Investors can get investment ideas from some interesting places. Foods from your average traditional breakfast such as eggs, biscuits, cereal, and orange juice are all produced by publicly traded companies. The three companies below sport above average fundamentals and provide decent dividends.
The largest American egg producer Cal-Maine Foods Inc (NASDAQ:CALM) sold nearly 10 billion eggs in the United States in 2012 according to its investor relations website. It also sells specialty eggs under the Egg-Land’s Best, Farmhouse and 4-Grain names. Cal-Maine foods also owns a little over 26 million “layers” or chickens whose sole purpose lies in the function of laying eggs.
In 2012, Cal-Maine Foods grew revenue and free cash flow 18% and 66% respectively. Higher egg prices served as a catalyst for growth. Cal-Maine Foods Inc (NASDAQ:CALM) sports an excellent balance sheet with cash to stockholder’s equity coming in over 54%. Long-term and total debt to equity ratios stand at an impressive 14% and 52% respectively. Its operating income exceeded interest expense by 18 times.
Cal-Maine Foods pays out 33% of its net income in dividends. This means dividends typically spike a little higher toward its third quarter, which encompasses the Christmas holiday season where it sees higher seasonal sales.
Cal-Maine Foods Inc (NASDAQ:CALM) Foods’ Director, President, and CEO Adolphus B. Baker beneficially owns 14% of the company’s stock, a significant stake. This means that his interests line up with the rest of the shareholding public.
Cal-Maine Foods believes that it will gain market share in the specialty organic egg market capitalizing on the healthy lifestyles trend. Cal-Maine will also continue to grow through acquisitions, construction of new facilities and “organic” growth (pardon the pun) through higher demand for its organic egg products and expanding beyond the 19% market share the company already holds.
You may eat Cheerios cereal for breakfast made by food conglomerate General Mills, Inc. (NYSE:GIS). General Mills makes more than just breakfast foods–it also makes and sells flour, green beans under the Green Giant label, and it owns the Betty Crocker line of cake mix and condiments, as well as others.
General Mills, Inc. (NYSE:GIS)’ revenue and free cash flow grew 12% and 96% respectively in 2012. Its balance sheet doesn’t measure up quite like Cal-Maine Foods Inc (NASDAQ:CALM). Its long-term debt to equity and total debt to equity ratios stand at 90% and 194% respectively. Its operating income exceeds interest expense by seven times.
General Mills, Inc. (NYSE:GIS) pays out a reasonable 46% of its 2012 free cash flow in dividends, currently paying $1.52 per share per year and yielding 3.2%, providing the investor with a decent income on top of possible capital gains.
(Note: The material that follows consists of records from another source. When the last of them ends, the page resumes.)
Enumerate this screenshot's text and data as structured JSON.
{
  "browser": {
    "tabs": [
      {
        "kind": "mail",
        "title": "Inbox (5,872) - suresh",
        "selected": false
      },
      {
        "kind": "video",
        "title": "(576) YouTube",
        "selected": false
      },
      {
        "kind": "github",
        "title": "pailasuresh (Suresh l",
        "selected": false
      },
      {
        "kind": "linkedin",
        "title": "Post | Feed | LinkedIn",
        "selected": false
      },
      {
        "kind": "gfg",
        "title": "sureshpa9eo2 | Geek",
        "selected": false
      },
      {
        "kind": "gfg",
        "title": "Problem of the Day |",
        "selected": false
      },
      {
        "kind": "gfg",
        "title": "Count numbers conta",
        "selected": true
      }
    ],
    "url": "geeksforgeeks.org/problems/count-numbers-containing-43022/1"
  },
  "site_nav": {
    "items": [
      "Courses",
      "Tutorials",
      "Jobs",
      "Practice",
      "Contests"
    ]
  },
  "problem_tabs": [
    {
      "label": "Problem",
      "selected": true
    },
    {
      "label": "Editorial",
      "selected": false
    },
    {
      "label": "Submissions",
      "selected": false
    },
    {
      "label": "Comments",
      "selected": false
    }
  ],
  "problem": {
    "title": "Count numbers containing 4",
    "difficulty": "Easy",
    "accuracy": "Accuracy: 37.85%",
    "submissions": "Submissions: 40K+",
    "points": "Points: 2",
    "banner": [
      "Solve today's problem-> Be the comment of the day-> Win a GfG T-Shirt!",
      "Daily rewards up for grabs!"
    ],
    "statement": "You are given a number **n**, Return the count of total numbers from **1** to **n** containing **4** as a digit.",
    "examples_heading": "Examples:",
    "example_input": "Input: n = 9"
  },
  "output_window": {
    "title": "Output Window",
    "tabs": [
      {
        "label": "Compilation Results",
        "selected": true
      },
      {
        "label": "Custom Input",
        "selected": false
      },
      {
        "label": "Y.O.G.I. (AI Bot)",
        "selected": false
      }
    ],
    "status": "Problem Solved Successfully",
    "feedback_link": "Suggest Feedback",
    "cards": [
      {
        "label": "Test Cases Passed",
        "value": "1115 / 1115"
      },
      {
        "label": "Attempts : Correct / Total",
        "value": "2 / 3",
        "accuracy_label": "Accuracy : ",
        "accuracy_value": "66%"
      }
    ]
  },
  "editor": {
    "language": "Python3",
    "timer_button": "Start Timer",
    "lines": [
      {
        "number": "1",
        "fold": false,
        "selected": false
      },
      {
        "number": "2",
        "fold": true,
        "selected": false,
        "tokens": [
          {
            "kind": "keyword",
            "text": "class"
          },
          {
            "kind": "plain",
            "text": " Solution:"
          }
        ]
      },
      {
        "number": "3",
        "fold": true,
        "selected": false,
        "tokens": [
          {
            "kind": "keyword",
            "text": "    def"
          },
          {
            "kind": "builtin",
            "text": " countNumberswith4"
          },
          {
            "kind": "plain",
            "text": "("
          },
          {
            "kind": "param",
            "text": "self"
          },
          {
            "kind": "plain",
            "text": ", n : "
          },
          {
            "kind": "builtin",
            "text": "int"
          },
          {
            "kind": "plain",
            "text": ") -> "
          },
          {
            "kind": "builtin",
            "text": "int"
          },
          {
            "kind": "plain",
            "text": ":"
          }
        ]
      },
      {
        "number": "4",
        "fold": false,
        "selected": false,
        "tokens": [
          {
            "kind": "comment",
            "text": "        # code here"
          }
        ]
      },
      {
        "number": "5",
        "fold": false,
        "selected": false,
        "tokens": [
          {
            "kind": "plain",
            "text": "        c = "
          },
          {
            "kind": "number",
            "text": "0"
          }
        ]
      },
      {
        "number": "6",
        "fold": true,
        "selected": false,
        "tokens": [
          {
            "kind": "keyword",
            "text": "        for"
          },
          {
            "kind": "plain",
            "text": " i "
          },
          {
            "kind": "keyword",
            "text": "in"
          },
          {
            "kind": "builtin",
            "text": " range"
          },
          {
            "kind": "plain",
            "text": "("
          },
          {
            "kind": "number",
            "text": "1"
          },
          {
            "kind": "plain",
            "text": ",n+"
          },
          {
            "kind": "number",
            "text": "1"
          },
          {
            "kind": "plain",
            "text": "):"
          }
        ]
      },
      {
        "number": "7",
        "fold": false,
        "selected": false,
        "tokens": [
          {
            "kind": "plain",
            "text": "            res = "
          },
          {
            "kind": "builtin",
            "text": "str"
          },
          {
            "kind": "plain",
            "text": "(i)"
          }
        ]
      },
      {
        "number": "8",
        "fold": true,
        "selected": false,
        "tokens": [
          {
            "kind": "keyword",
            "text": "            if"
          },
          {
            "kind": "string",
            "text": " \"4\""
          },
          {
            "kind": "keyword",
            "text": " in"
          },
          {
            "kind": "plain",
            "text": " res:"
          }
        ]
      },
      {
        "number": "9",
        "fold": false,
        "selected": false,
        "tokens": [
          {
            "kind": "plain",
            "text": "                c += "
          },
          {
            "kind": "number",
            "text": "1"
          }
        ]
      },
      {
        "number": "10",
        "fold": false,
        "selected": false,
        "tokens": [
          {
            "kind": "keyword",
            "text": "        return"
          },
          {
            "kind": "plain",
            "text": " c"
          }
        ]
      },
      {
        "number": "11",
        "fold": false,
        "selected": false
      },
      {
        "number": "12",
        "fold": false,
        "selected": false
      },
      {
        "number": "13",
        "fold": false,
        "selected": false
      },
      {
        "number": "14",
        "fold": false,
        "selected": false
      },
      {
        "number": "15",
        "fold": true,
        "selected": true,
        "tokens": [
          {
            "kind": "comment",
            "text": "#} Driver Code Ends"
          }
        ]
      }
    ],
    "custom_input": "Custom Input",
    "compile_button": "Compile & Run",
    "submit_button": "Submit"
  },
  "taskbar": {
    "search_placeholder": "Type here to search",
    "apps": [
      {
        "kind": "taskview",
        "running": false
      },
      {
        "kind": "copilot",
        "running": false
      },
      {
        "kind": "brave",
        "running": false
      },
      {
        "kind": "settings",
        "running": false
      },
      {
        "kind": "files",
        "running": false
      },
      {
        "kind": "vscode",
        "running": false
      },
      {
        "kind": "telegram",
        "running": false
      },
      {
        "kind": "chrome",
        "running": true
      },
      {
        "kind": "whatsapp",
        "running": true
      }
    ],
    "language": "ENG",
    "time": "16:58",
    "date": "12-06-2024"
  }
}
Future growth for General Mills, Inc. (NYSE:GIS), like most large companies, lies in international and emerging markets. General Mills, Inc. (NYSE:GIS)’ sales in its international segment grew 24% in its most recent quarter. In addition, product acquisitions and innovation will move this company forward.